#### [EXERCISE DESCRIPTION]
Set down each entry as it stands. Skip the pictures.

(SUPPLIED DATA)

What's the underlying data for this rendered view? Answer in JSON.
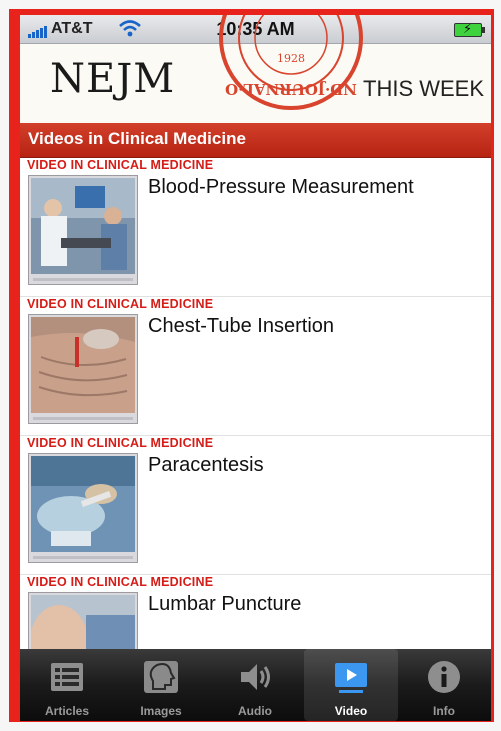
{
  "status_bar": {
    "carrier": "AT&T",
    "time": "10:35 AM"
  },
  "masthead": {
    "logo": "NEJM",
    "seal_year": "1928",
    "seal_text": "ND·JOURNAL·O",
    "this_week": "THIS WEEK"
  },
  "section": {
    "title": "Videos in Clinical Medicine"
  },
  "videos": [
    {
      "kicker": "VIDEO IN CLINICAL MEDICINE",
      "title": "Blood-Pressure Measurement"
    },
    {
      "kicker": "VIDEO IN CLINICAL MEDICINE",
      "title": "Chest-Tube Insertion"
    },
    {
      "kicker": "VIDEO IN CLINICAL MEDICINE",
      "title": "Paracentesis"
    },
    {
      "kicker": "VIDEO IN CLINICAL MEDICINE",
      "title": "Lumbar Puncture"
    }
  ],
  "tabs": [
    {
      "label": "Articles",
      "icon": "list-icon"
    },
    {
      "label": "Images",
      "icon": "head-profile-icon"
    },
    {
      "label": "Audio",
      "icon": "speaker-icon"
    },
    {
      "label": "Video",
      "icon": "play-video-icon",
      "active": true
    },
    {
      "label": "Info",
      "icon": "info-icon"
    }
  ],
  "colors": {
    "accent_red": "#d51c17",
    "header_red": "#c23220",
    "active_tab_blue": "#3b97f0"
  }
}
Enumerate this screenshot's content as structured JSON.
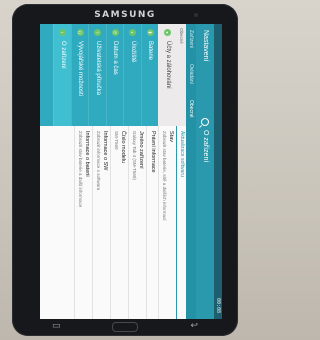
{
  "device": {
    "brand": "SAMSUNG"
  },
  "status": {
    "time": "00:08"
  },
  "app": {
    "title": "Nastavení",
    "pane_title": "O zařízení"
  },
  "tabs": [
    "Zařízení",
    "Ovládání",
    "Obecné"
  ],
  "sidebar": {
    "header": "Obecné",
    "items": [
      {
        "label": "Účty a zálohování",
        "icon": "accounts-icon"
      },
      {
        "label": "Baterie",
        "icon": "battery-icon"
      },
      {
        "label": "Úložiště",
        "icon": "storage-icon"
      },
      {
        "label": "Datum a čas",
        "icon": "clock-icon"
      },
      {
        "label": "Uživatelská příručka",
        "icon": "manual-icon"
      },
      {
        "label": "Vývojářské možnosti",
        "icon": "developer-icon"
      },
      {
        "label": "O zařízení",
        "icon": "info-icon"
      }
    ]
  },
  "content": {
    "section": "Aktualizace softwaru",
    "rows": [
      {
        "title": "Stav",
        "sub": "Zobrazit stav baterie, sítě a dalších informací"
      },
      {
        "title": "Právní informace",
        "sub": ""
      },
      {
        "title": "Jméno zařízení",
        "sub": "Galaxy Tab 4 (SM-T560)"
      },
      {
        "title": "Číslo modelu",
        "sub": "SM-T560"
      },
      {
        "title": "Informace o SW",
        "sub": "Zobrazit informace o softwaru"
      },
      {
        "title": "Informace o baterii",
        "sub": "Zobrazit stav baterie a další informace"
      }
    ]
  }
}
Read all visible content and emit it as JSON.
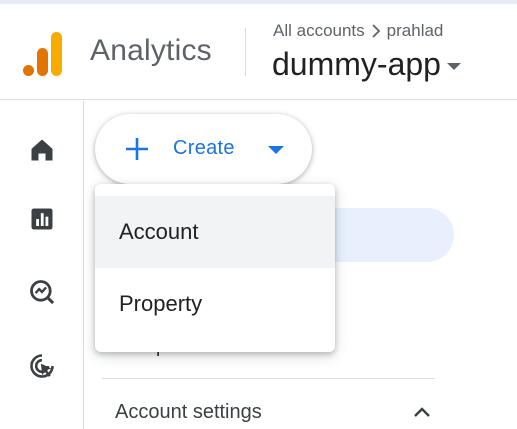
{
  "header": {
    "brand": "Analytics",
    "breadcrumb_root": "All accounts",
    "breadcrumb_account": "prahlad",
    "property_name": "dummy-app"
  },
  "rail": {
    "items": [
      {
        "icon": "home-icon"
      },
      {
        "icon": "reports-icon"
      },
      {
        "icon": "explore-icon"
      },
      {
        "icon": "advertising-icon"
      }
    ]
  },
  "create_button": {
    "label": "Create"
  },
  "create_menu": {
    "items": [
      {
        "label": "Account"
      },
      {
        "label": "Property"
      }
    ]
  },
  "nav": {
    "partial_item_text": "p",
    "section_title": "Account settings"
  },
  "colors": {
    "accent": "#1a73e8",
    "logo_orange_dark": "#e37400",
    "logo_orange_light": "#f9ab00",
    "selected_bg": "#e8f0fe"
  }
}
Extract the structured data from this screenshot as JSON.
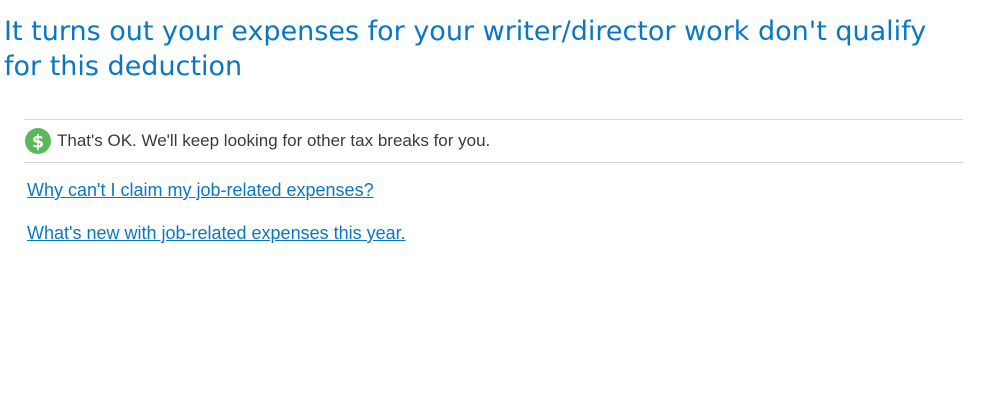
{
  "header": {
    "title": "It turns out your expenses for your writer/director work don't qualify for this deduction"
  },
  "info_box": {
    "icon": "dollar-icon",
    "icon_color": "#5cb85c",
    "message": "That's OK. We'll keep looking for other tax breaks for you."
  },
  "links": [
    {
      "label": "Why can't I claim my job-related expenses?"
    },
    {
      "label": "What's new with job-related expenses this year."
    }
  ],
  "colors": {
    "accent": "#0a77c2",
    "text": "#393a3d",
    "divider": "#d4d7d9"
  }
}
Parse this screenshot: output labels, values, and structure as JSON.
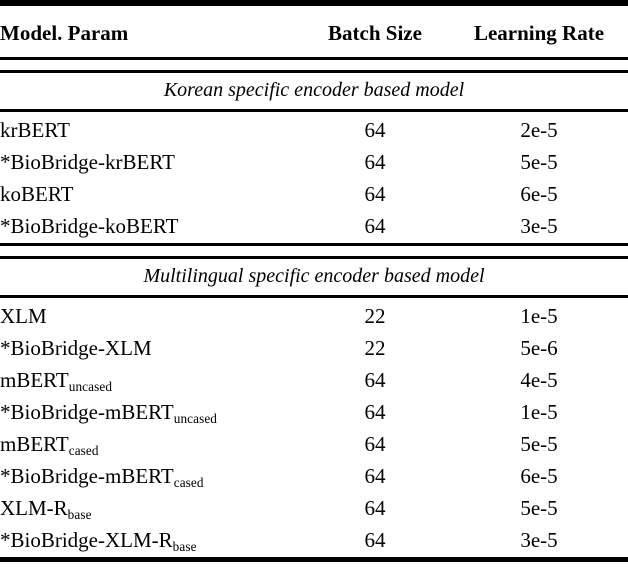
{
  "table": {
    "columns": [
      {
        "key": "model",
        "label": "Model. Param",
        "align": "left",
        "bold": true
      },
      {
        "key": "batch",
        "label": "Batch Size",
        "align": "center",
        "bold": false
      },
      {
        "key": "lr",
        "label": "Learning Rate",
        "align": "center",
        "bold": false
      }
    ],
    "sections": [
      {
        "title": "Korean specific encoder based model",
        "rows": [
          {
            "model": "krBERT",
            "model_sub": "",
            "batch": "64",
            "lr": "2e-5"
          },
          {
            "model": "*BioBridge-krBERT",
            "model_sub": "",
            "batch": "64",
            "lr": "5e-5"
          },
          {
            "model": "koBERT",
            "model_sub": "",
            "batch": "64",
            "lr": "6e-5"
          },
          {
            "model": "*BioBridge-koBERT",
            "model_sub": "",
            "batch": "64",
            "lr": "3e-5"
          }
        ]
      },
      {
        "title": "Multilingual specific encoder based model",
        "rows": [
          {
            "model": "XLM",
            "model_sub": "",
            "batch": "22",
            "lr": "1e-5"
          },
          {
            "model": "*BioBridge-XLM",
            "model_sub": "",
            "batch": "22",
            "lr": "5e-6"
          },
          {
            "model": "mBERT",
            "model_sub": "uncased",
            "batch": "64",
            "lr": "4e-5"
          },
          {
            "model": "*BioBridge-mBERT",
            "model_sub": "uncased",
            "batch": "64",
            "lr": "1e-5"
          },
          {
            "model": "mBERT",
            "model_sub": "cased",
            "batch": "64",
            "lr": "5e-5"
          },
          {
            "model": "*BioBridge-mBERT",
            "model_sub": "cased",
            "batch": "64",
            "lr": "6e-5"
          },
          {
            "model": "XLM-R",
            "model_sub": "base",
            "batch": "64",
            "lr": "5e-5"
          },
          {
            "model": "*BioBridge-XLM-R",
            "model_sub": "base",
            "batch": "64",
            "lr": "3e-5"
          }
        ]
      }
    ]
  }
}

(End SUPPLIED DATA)

#### [RESULT FOR THIS EXERCISE]
What's the underlying data for this rendered view? Answer in JSON.
{
  "status_bar": {
    "carrier": "AT&T",
    "time": "10:35 AM"
  },
  "masthead": {
    "logo": "NEJM",
    "seal_year": "1928",
    "seal_text": "ND·JOURNAL·O",
    "this_week": "THIS WEEK"
  },
  "section": {
    "title": "Videos in Clinical Medicine"
  },
  "videos": [
    {
      "kicker": "VIDEO IN CLINICAL MEDICINE",
      "title": "Blood-Pressure Measurement"
    },
    {
      "kicker": "VIDEO IN CLINICAL MEDICINE",
      "title": "Chest-Tube Insertion"
    },
    {
      "kicker": "VIDEO IN CLINICAL MEDICINE",
      "title": "Paracentesis"
    },
    {
      "kicker": "VIDEO IN CLINICAL MEDICINE",
      "title": "Lumbar Puncture"
    }
  ],
  "tabs": [
    {
      "label": "Articles",
      "icon": "list-icon"
    },
    {
      "label": "Images",
      "icon": "head-profile-icon"
    },
    {
      "label": "Audio",
      "icon": "speaker-icon"
    },
    {
      "label": "Video",
      "icon": "play-video-icon",
      "active": true
    },
    {
      "label": "Info",
      "icon": "info-icon"
    }
  ],
  "colors": {
    "accent_red": "#d51c17",
    "header_red": "#c23220",
    "active_tab_blue": "#3b97f0"
  }
}
Enumerate this screenshot's content as structured JSON.
{
  "device": {
    "brand": "SAMSUNG"
  },
  "status": {
    "time": "00:08"
  },
  "app": {
    "title": "Nastavení",
    "pane_title": "O zařízení"
  },
  "tabs": [
    "Zařízení",
    "Ovládání",
    "Obecné"
  ],
  "sidebar": {
    "header": "Obecné",
    "items": [
      {
        "label": "Účty a zálohování",
        "icon": "accounts-icon"
      },
      {
        "label": "Baterie",
        "icon": "battery-icon"
      },
      {
        "label": "Úložiště",
        "icon": "storage-icon"
      },
      {
        "label": "Datum a čas",
        "icon": "clock-icon"
      },
      {
        "label": "Uživatelská příručka",
        "icon": "manual-icon"
      },
      {
        "label": "Vývojářské možnosti",
        "icon": "developer-icon"
      },
      {
        "label": "O zařízení",
        "icon": "info-icon"
      }
    ]
  },
  "content": {
    "section": "Aktualizace softwaru",
    "rows": [
      {
        "title": "Stav",
        "sub": "Zobrazit stav baterie, sítě a dalších informací"
      },
      {
        "title": "Právní informace",
        "sub": ""
      },
      {
        "title": "Jméno zařízení",
        "sub": "Galaxy Tab 4 (SM-T560)"
      },
      {
        "title": "Číslo modelu",
        "sub": "SM-T560"
      },
      {
        "title": "Informace o SW",
        "sub": "Zobrazit informace o softwaru"
      },
      {
        "title": "Informace o baterii",
        "sub": "Zobrazit stav baterie a další informace"
      }
    ]
  }
}
Read all visible content and emit it as JSON.
{
  "header": {
    "brand": "Analytics",
    "breadcrumb_root": "All accounts",
    "breadcrumb_account": "prahlad",
    "property_name": "dummy-app"
  },
  "rail": {
    "items": [
      {
        "icon": "home-icon"
      },
      {
        "icon": "reports-icon"
      },
      {
        "icon": "explore-icon"
      },
      {
        "icon": "advertising-icon"
      }
    ]
  },
  "create_button": {
    "label": "Create"
  },
  "create_menu": {
    "items": [
      {
        "label": "Account"
      },
      {
        "label": "Property"
      }
    ]
  },
  "nav": {
    "partial_item_text": "p",
    "section_title": "Account settings"
  },
  "colors": {
    "accent": "#1a73e8",
    "logo_orange_dark": "#e37400",
    "logo_orange_light": "#f9ab00",
    "selected_bg": "#e8f0fe"
  }
}
Extract the structured data from this screenshot as JSON.
{
  "header": {
    "title": "It turns out your expenses for your writer/director work don't qualify for this deduction"
  },
  "info_box": {
    "icon": "dollar-icon",
    "icon_color": "#5cb85c",
    "message": "That's OK. We'll keep looking for other tax breaks for you."
  },
  "links": [
    {
      "label": "Why can't I claim my job-related expenses?"
    },
    {
      "label": "What's new with job-related expenses this year."
    }
  ],
  "colors": {
    "accent": "#0a77c2",
    "text": "#393a3d",
    "divider": "#d4d7d9"
  }
}
Parse this screenshot: output labels, values, and structure as JSON.
{
  "table": {
    "columns": [
      {
        "key": "model",
        "label": "Model. Param",
        "align": "left",
        "bold": true
      },
      {
        "key": "batch",
        "label": "Batch Size",
        "align": "center",
        "bold": false
      },
      {
        "key": "lr",
        "label": "Learning Rate",
        "align": "center",
        "bold": false
      }
    ],
    "sections": [
      {
        "title": "Korean specific encoder based model",
        "rows": [
          {
            "model": "krBERT",
            "model_sub": "",
            "batch": "64",
            "lr": "2e-5"
          },
          {
            "model": "*BioBridge-krBERT",
            "model_sub": "",
            "batch": "64",
            "lr": "5e-5"
          },
          {
            "model": "koBERT",
            "model_sub": "",
            "batch": "64",
            "lr": "6e-5"
          },
          {
            "model": "*BioBridge-koBERT",
            "model_sub": "",
            "batch": "64",
            "lr": "3e-5"
          }
        ]
      },
      {
        "title": "Multilingual specific encoder based model",
        "rows": [
          {
            "model": "XLM",
            "model_sub": "",
            "batch": "22",
            "lr": "1e-5"
          },
          {
            "model": "*BioBridge-XLM",
            "model_sub": "",
            "batch": "22",
            "lr": "5e-6"
          },
          {
            "model": "mBERT",
            "model_sub": "uncased",
            "batch": "64",
            "lr": "4e-5"
          },
          {
            "model": "*BioBridge-mBERT",
            "model_sub": "uncased",
            "batch": "64",
            "lr": "1e-5"
          },
          {
            "model": "mBERT",
            "model_sub": "cased",
            "batch": "64",
            "lr": "5e-5"
          },
          {
            "model": "*BioBridge-mBERT",
            "model_sub": "cased",
            "batch": "64",
            "lr": "6e-5"
          },
          {
            "model": "XLM-R",
            "model_sub": "base",
            "batch": "64",
            "lr": "5e-5"
          },
          {
            "model": "*BioBridge-XLM-R",
            "model_sub": "base",
            "batch": "64",
            "lr": "3e-5"
          }
        ]
      }
    ]
  }
}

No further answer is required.